Now Siegel, whose stock is down double digits since the deal was announced, is convinced the investors that stayed put will soon see the value of his company’s “transformative” decision to buy Seventy Seven Energy rise after the deal closes on Thursday.
The companies will mesh each of their drilling and fracking businesses to become the second-largest U.S. rig contractor and among the top five pressure pumpers, Siegel said. Shares of Patterson fell 6.9 percent on the first trading day after the deal was made public, and has lost about 17 percent since, compared to a 14 percent drop for the Philadelphia Oil Services Index.
Still, Siegel remains confident: “I think this is very short term,” he said.
The stock, which has 19 buy recommendations from analysts, 10 to hold and two to sell, closed 0.6 percent lower at $23.66 on Monday.
Message to Sellers
After issuing additional stock to generate cash for paying off Seventy Seven’s debt, Patterson likely wouldn’t buy back shares right now to take advantage of a perceived lower stock price, Siegel said. But he’s got a message for sellers of his stock: “I’d like to always make you wrong if you sell it.”
The market concern is that many of Seventy Seven’s investors will sell once combined, creating a ceiling on the stock’s growth for a month or two, Luke Lemoine, an analyst at Capital One Securities in New Orleans, said in a telephone interview Monday.

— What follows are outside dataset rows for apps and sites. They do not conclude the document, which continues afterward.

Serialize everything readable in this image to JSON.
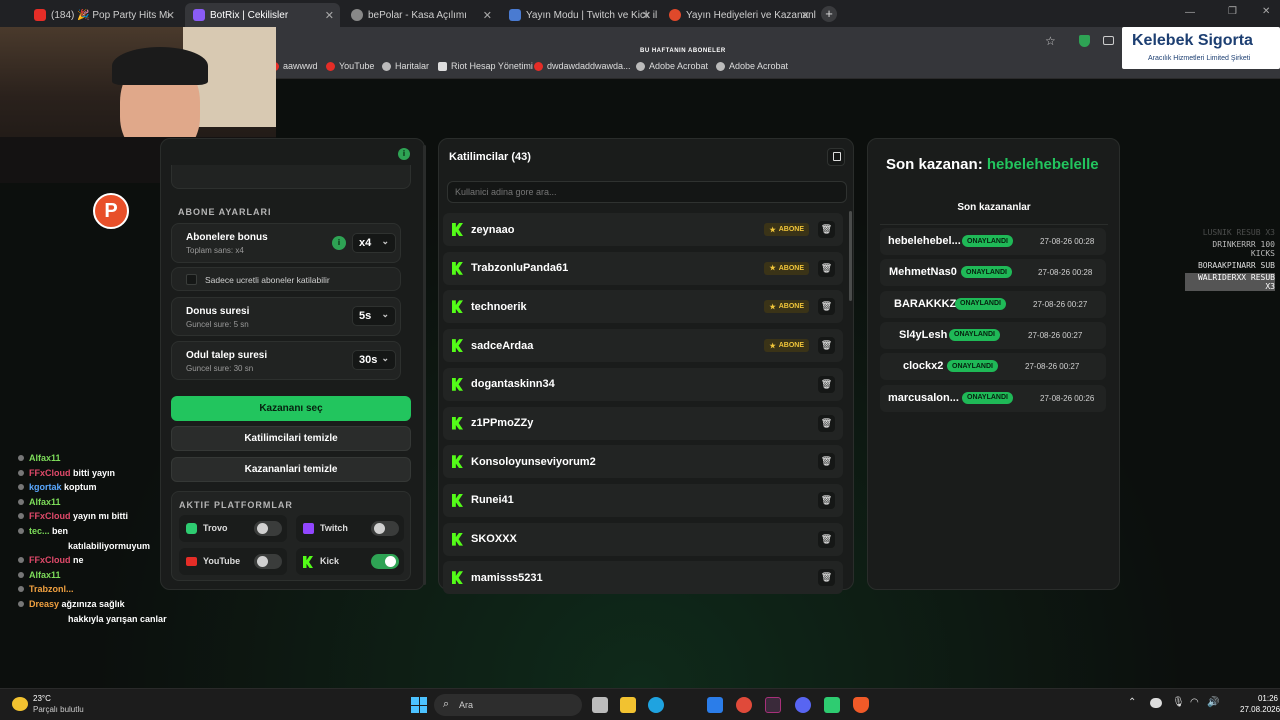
{
  "tabs": [
    {
      "label": "(184) 🎉 Pop Party Hits Mi",
      "color": "#e52d27"
    },
    {
      "label": "BotRix | Cekilisler",
      "color": "#8a5cf6"
    },
    {
      "label": "bePolar - Kasa Açılımı",
      "color": "#888888"
    },
    {
      "label": "Yayın Modu | Twitch ve Kick ile",
      "color": "#4a7bd1"
    },
    {
      "label": "Yayın Hediyeleri ve Kazananla",
      "color": "#e0492b"
    }
  ],
  "bookmarks": [
    "aawwwd",
    "YouTube",
    "Haritalar",
    "Riot Hesap Yönetimi",
    "dwdawdaddwawda...",
    "Adobe Acrobat",
    "Adobe Acrobat"
  ],
  "overlay": {
    "week_subs_title": "BU HAFTANIN ABONELER",
    "sponsor_name": "Kelebek Sigorta",
    "sponsor_sub": "Aracılık Hizmetleri Limited Şirketi",
    "stream_feed": [
      "LUSNIK RESUB X3",
      "DRINKERRR 100 KICKS",
      "BORAAKPINARR SUB",
      "WALRIDERXX RESUB X3"
    ]
  },
  "settings": {
    "sub_section_label": "ABONE AYARLARI",
    "bonus_title": "Abonelere bonus",
    "bonus_sub": "Toplam sans: x4",
    "bonus_value": "x4",
    "paid_only_label": "Sadece ucretli aboneler katilabilir",
    "bonus_time_title": "Donus suresi",
    "bonus_time_sub": "Guncel sure: 5 sn",
    "bonus_time_value": "5s",
    "claim_title": "Odul talep suresi",
    "claim_sub": "Guncel sure: 30 sn",
    "claim_value": "30s",
    "pick_winner": "Kazananı seç",
    "clear_participants": "Katilimcilari temizle",
    "clear_winners": "Kazananlari temizle",
    "platforms_label": "AKTIF PLATFORMLAR",
    "platforms": [
      {
        "name": "Trovo",
        "on": false
      },
      {
        "name": "Twitch",
        "on": false
      },
      {
        "name": "YouTube",
        "on": false
      },
      {
        "name": "Kick",
        "on": true
      }
    ]
  },
  "participants": {
    "title": "Katilimcilar (43)",
    "search_placeholder": "Kullanici adina gore ara...",
    "badge": "ABONE",
    "rows": [
      {
        "name": "zeynaao",
        "abone": true
      },
      {
        "name": "TrabzonluPanda61",
        "abone": true
      },
      {
        "name": "technoerik",
        "abone": true
      },
      {
        "name": "sadceArdaa",
        "abone": true
      },
      {
        "name": "dogantaskinn34",
        "abone": false
      },
      {
        "name": "z1PPmoZZy",
        "abone": false
      },
      {
        "name": "Konsoloyunseviyorum2",
        "abone": false
      },
      {
        "name": "Runei41",
        "abone": false
      },
      {
        "name": "SKOXXX",
        "abone": false
      },
      {
        "name": "mamisss5231",
        "abone": false
      }
    ]
  },
  "winners": {
    "last_label": "Son kazanan:",
    "last_name": "hebelehebelelle",
    "list_title": "Son kazananlar",
    "status": "ONAYLANDI",
    "rows": [
      {
        "name": "hebelehebel...",
        "date": "27-08-26 00:28"
      },
      {
        "name": "MehmetNas0",
        "date": "27-08-26 00:28"
      },
      {
        "name": "BARAKKKZ",
        "date": "27-08-26 00:27"
      },
      {
        "name": "Sl4yLesh",
        "date": "27-08-26 00:27"
      },
      {
        "name": "clockx2",
        "date": "27-08-26 00:27"
      },
      {
        "name": "marcusalon...",
        "date": "27-08-26 00:26"
      }
    ]
  },
  "chat": [
    {
      "user": "Alfax11",
      "msg": "",
      "color": "#7ddc5a"
    },
    {
      "user": "FFxCloud",
      "msg": "bitti yayın",
      "color": "#e04a6a"
    },
    {
      "user": "kgortak",
      "msg": "koptum",
      "color": "#5aa8ff"
    },
    {
      "user": "Alfax11",
      "msg": "",
      "color": "#7ddc5a"
    },
    {
      "user": "FFxCloud",
      "msg": "yayın mı bitti",
      "color": "#e04a6a"
    },
    {
      "user": "tec...",
      "msg": "ben",
      "color": "#7ddc5a"
    },
    {
      "user": "",
      "msg": "katılabiliyormuyum",
      "color": "#ffffff"
    },
    {
      "user": "FFxCloud",
      "msg": "ne",
      "color": "#e04a6a"
    },
    {
      "user": "Alfax11",
      "msg": "",
      "color": "#7ddc5a"
    },
    {
      "user": "Trabzonl...",
      "msg": "",
      "color": "#f0a040"
    },
    {
      "user": "Dreasy",
      "msg": "ağzınıza sağlık",
      "color": "#f0a040"
    },
    {
      "user": "",
      "msg": "hakkıyla yarışan canlar",
      "color": "#ffffff"
    }
  ],
  "taskbar": {
    "weather_temp": "23°C",
    "weather_desc": "Parçalı bulutlu",
    "search": "Ara",
    "time": "01:26",
    "date": "27.08.2026"
  }
}
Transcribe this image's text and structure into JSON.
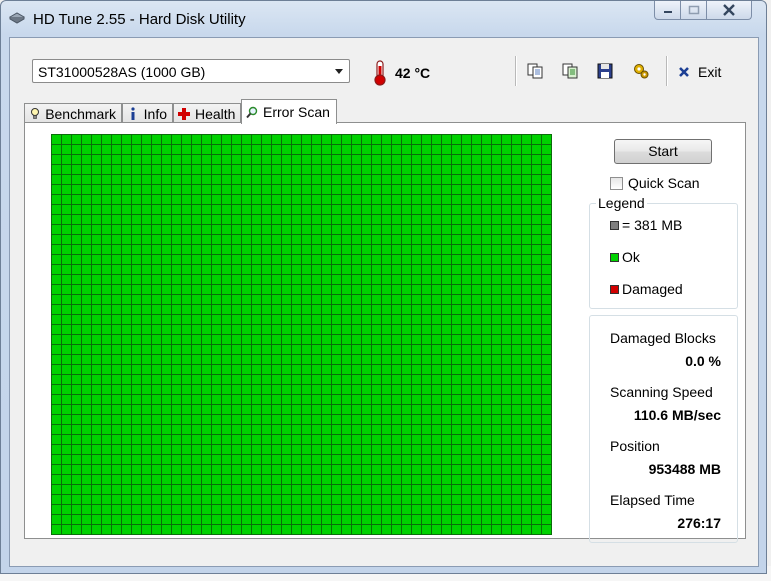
{
  "window": {
    "title": "HD Tune 2.55 - Hard Disk Utility"
  },
  "toolbar": {
    "drive": "ST31000528AS (1000 GB)",
    "temperature": "42 °C",
    "exit_label": "Exit",
    "icons": [
      "copy-icon",
      "copy-all-icon",
      "save-icon",
      "options-icon"
    ]
  },
  "tabs": [
    {
      "label": "Benchmark",
      "icon": "lightbulb-icon"
    },
    {
      "label": "Info",
      "icon": "info-icon"
    },
    {
      "label": "Health",
      "icon": "health-cross-icon"
    },
    {
      "label": "Error Scan",
      "icon": "magnifier-icon",
      "active": true
    }
  ],
  "scan": {
    "start_label": "Start",
    "quick_scan_label": "Quick Scan",
    "quick_scan_checked": false,
    "grid_status": "all blocks ok"
  },
  "legend": {
    "title": "Legend",
    "items": [
      {
        "label": "= 381 MB",
        "color": "#808080"
      },
      {
        "label": "Ok",
        "color": "#00d200"
      },
      {
        "label": "Damaged",
        "color": "#d10000"
      }
    ]
  },
  "stats": {
    "damaged_blocks_label": "Damaged Blocks",
    "damaged_blocks_value": "0.0 %",
    "scanning_speed_label": "Scanning Speed",
    "scanning_speed_value": "110.6 MB/sec",
    "position_label": "Position",
    "position_value": "953488 MB",
    "elapsed_time_label": "Elapsed Time",
    "elapsed_time_value": "276:17"
  },
  "colors": {
    "ok_green": "#00d200",
    "grid_line": "#0a6e0a",
    "accent_red": "#d10000"
  }
}
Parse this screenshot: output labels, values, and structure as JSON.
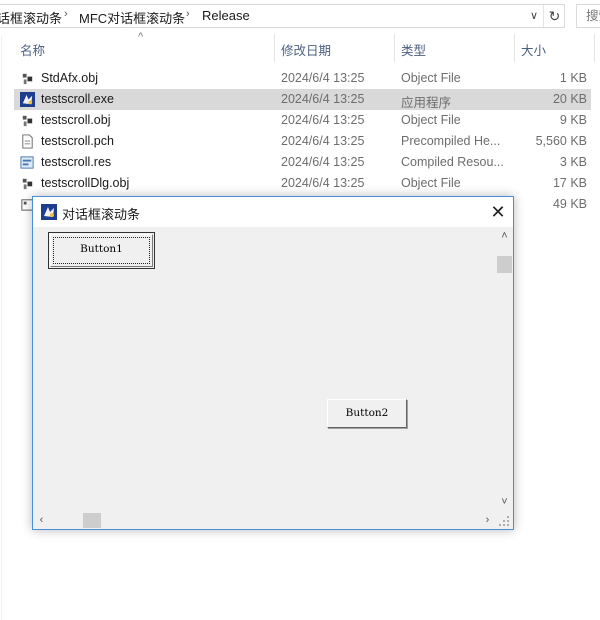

“The deal looks better than people originally thought it did,” according to Lemoine. The new Patterson should boost cost synergies to about $75 million, he said, up from the company’s guidance of at least $50 million.
The oil industry has doubled the number of working rigs in the U.S. from a low of 316 in May. And despite the growth, shale drillers could still have a year’s worth of rigs they could put to work, Siegel said earlier Monday in an interview on Bloomberg Television.
Disney and Oil
Siegel, a Los Angeles-based investor with a law degree, got his first taste in the oil services world more than two decades ago when the law firm he worked for urged the Disney family to diversify its exposure to higher oil prices in the 1980s by owning a piece of the industry.
The Disney family bought a small stake in the predecessor company to Weatherford International Plc, the world’s fourth-largest oil services company, and put Siegel on the board as its representative.
“That’s how I learned the business,” Siegel said. “I’m perhaps one of the more unusual characters in this business that’s filled with unusual characters.”